- Task objective:
Which of the lines below hold "https"? Please return each one.

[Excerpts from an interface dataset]
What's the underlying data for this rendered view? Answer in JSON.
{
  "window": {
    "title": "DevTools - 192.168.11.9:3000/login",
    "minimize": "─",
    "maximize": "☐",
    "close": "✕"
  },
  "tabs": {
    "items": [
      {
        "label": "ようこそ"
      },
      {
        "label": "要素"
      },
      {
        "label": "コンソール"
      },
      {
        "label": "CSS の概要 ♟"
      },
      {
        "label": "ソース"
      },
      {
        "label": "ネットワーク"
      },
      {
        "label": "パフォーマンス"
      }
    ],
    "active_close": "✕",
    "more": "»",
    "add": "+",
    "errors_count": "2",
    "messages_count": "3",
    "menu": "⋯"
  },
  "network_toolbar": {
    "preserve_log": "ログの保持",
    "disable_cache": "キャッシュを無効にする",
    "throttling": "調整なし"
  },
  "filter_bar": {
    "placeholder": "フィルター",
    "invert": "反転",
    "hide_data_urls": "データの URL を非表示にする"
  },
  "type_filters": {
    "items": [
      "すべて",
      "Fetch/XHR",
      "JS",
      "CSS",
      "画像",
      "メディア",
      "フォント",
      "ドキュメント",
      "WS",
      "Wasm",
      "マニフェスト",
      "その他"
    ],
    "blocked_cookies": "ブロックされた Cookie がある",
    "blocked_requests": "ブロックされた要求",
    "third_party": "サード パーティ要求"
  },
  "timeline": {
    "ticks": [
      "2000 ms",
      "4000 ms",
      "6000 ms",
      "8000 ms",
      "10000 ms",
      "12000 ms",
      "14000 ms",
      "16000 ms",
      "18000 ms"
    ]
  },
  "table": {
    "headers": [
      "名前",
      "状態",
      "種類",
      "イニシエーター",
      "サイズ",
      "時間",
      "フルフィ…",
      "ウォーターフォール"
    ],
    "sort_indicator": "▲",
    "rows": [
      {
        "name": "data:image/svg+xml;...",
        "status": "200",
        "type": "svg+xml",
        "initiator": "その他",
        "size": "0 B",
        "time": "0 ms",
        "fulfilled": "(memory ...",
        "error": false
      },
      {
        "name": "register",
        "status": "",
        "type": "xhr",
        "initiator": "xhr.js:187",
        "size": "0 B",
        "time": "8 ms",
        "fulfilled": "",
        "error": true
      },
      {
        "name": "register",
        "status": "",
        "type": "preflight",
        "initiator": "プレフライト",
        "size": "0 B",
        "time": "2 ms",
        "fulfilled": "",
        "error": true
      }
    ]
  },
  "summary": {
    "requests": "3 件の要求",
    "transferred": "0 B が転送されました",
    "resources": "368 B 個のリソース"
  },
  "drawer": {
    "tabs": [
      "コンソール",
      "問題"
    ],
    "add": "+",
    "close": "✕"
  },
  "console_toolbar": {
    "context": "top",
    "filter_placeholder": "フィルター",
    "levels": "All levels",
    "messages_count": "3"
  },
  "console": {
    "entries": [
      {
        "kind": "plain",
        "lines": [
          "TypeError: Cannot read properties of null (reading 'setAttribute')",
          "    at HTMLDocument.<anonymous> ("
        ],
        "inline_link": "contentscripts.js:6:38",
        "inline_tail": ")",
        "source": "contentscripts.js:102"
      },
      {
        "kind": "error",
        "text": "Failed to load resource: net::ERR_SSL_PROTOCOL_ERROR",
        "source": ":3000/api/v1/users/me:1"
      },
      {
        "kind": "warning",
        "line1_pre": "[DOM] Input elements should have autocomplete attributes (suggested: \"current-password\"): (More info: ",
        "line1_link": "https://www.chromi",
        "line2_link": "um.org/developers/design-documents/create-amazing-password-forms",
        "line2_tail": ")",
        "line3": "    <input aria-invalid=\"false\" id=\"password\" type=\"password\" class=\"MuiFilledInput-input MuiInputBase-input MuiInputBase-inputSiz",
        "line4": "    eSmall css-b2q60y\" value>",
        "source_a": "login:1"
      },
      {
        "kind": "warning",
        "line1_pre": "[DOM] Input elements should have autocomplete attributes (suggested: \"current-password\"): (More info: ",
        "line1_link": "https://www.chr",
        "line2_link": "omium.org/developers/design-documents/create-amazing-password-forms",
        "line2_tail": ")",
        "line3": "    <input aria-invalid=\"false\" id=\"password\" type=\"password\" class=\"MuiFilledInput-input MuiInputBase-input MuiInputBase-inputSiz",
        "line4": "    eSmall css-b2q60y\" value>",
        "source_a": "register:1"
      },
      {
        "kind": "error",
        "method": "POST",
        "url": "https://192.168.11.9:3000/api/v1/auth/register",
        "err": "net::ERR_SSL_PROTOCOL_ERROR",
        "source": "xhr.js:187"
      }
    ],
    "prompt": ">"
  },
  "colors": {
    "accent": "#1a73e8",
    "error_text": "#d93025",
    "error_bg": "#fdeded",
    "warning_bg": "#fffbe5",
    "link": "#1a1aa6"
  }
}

- Output of the task:
        "line1_link": "https://www.chromi",
        "line1_link": "https://www.chr",
        "url": "https://192.168.11.9:3000/api/v1/auth/register",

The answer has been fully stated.